The report was compiled to help determine whether hub and spoke is viable as a strategy and whether the workspace market in the UK can support growth in suburban areas.
57% of employees want an office that is closer to their home
77% of employees say that a more conveniently located office is a must-have for their next role
UK businesses could save up to 23% on average by adopting a ‘rightsize’ approach
The average London employee could save £2,200 a year in commuting costs
But supply is limited in suburban and tertiary markets.
You might be surprised to hear that around 50% of people have actually missed commuting during Covid. For many of us, traveling to work can be therapeutic, providing us with time in our day to catch up on our favourite podcast or just sit back and relax.
Unsurprisingly, 73% of us miss socialising in person.
Spontaneous conversation is difficult when you’re working from home with only a pot plant for company. Also, as effective as virtual meetings may be, they’ll never be able to replicate the buzz of face-to-face interactions.
We can assume, then, that people will only be willing to commute if their workspace is able to facilitate their need for socialisation.
Fortunately, that's one of the things our sector excels at – and it’s ready and waiting to welcome back members old and new!
Subscribe to receive our latest content and news directly to your inbox
For our final Future of Work article, we take a look at the Human Experience and how this is driving all other trends we have covered in this series. Treating members as individuals is what coworking does best, but there is never a bad time to reassert your care and devotion to your members.
Very few people get into the coworking business just to make money quickly. It takes time to develop a coworking space into a profitable business, which is why many operators focus instead on being purpose-driven organisations. This week’s Future of Work article focuses on how to instill purpose-driven values into your space.
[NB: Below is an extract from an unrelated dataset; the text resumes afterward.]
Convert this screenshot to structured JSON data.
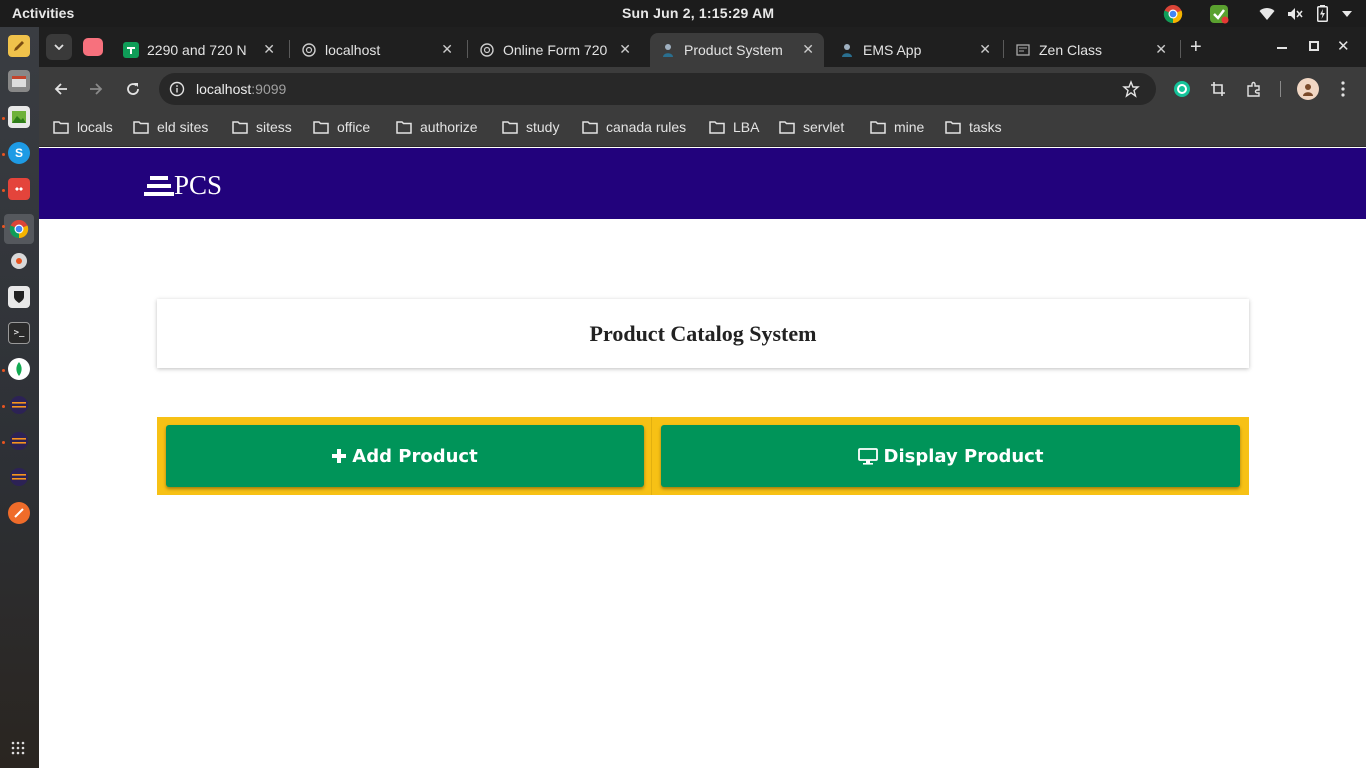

Increasingly, businesses in every sector are discovering the importance of upskilling, a great way to boost the skillset of your team. Coworking is not exempt from this as they are in the position to boost the skills of not only their staff but their members too!
With increasing scrutiny placed on businesses to employ proper measures to ensure a diverse and inclusive workforce, it's vital to have a proper understanding of the terms diversity and inclusion and what they mean. This week's Future of Work article focuses on this vitally important issue, and what coworking spaces can do to make sure they are doing their part for this essential movement.
The way we all communicate has changed drastically over the past year, and as much as we all want to get back to normal, it seems likely that this kind of digital communication will be with us for some time yet. This week, we focus on how digital communication will impact the future of work for years to come.
It will come as no surprise that an increased focus on office hygiene will play a massive role in the Future of Work. Here we take a look at the broader hygiene trends as well as the measures being taken to combat the spread of coronavirus.
The third focus article in our Future of Work series takes a look into sustainability, and how workspaces can make changes to reduce their impact on the environment. We offer a number of different tactics that can be taken, from small changes to more wide-ranging ones.
The second focus article in our future of work series takes a deeper look at the trends in employee health and wellbeing. This is an area that has seen growing attention over the past few years, and this very much looks set to continue into the future.
The first individual article in our future of work series begins with this week’s deep dive into the future of flexible working. We take a look at the different forms flexible working can take, and how it can mean much more than working remotely.
With today marking one year since the first coronavirus lockdown began in the UK, we are reflecting on the workplace trends and changes brought on by 2020 and how these are continuing to shape the future of work throughout 2021 and beyond.